This was a common thing. Tourists, visiting family, lost souls — anyone who landed up at the Ajmer railway station with a strong Bangla accent, and went enquiring to the station master, was promptly put in a horse tonga or cycle-rikshaw and sent to the Dharamshala. There was always someone there who would take care of the person.
“naam ki (whats your name) ?”, Jogu da asked, while the others formed a loose circle around the newcomer.
“Salim ullah Khan”, he said in a quiet but confident tone. He was a boy of perhaps 17 or 18, with a satchel on his shoulders and was visibily famished.
“Baari thekey paaliechish naaki (Have you run away from home)?”.
The boy nodded. Then looked up teary eyed, “Maa baap nai.
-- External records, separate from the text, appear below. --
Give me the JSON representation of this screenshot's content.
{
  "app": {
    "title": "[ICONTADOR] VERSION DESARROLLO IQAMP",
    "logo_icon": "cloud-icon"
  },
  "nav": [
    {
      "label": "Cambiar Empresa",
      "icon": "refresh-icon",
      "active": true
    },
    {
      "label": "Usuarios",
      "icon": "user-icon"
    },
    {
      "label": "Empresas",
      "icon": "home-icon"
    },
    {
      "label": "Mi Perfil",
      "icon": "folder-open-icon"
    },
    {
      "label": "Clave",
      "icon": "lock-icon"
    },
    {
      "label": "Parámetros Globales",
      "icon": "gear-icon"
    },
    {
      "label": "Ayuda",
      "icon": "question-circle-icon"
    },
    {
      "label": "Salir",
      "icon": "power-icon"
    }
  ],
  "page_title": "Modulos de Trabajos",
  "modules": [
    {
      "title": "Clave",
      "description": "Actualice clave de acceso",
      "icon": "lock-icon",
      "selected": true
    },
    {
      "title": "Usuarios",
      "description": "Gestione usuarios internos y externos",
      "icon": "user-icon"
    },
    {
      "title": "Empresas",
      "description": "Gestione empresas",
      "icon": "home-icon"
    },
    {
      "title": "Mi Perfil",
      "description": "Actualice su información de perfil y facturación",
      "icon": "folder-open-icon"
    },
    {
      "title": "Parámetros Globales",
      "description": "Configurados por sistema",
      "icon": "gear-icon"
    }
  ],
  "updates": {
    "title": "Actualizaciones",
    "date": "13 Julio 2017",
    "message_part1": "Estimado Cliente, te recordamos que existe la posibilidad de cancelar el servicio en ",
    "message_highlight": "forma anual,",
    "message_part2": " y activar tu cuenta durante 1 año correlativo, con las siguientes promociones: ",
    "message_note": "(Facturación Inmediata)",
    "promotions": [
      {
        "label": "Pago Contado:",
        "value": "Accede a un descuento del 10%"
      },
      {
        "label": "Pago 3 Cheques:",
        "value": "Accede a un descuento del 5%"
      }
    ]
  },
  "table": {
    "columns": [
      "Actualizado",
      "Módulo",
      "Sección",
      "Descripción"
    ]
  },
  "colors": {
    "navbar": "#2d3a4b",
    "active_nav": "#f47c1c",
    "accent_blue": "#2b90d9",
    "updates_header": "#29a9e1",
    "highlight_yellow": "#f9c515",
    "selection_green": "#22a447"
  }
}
Chacha bolechey ganjaaar bebsha kortey nahole merey deybe. Tai paaliye eshechi. Teen din petey kichu porey ni.
(My parents are dead. My uncles wanted me to go into the ganja business or they would kill me. I dont have anyone left in Howrah, so I just got into a train and came here. I havent eaten anything for three days).”
Malati was sitting by the window of the railway bungalow. It was later than usual today. Jogen was normally home by 11 PM. But today it was close to 1 and there was no sight of him. True, the puja was just 2 days away but she worried about his health. She was about to go lie down, when she heard the sound of the lambretta coming up the lane. It had a distinct noise, like a muffled machine gun.
The scooter was a new acquisition for them — a big thing for the entire colony, since no one knew anyone who owned a scooter. She disliked it. It made them stand out and she didnt like that. Nor the fact that it made so much noise at night that everyone few blocks away might wake up. But it made life easy for Jogen — cycling 15 kms each day to work was proving hard for him at his age.
She opened the door to the verandah and stood waiting while Jogen parked the scooter. She could see the young boy, standing next to Jogen, unsure of what to do next. He looks the same age as her son Dilip, she thought.
“Malati, this is Salim. He just got here by the Howrah mail. He has no one in Ajmer. He will stay with us until he can find a job and a place”, Jogen said, putting down his office files and lunch box.
“Go wash your hands both of you. I will get heat the food and get it to the table”, she said. Malati was used to this. In 20 years of living with Jogen, she knew that she had married a man who would do anything to help people.
It wasnt that others didn’t — everyone in the community put people first. But Jogen was different. You could land up at any time on their doorstep and Jogen would come with you — friends or strangers, it didn’t matter. All that mattered was that someone needed help. Sometimes she worried about it — all the trust, time and money. And Jogen would laugh and say, “Arey ki achey kopaley, dekha jaabey shokaley. (Whats in our destiny, we will see the morning).”
As they finished dinner, a simple meal of fries, dal, eggs and rice, Jogen said, “Malati, you know we have finally found a replacement for sharmishta for saptami’s play. Guess who it is! Our own Salim mian. He used to do jatra in school — and played the role of sita in Ramayan. I did an audition — eke baarey perfect!”, Jogen was obviously very excited.
Malati smiled. She knew that this young boy of 17 had won her husband’s heart and trust, by one simple audition. She hoped it proved right in the long run. But she kept her thoughts to herself. All she said was, “Konta, oi ratnakumari’r role ta o korbey? (He will play the role of Ratna Kumari then ?)”.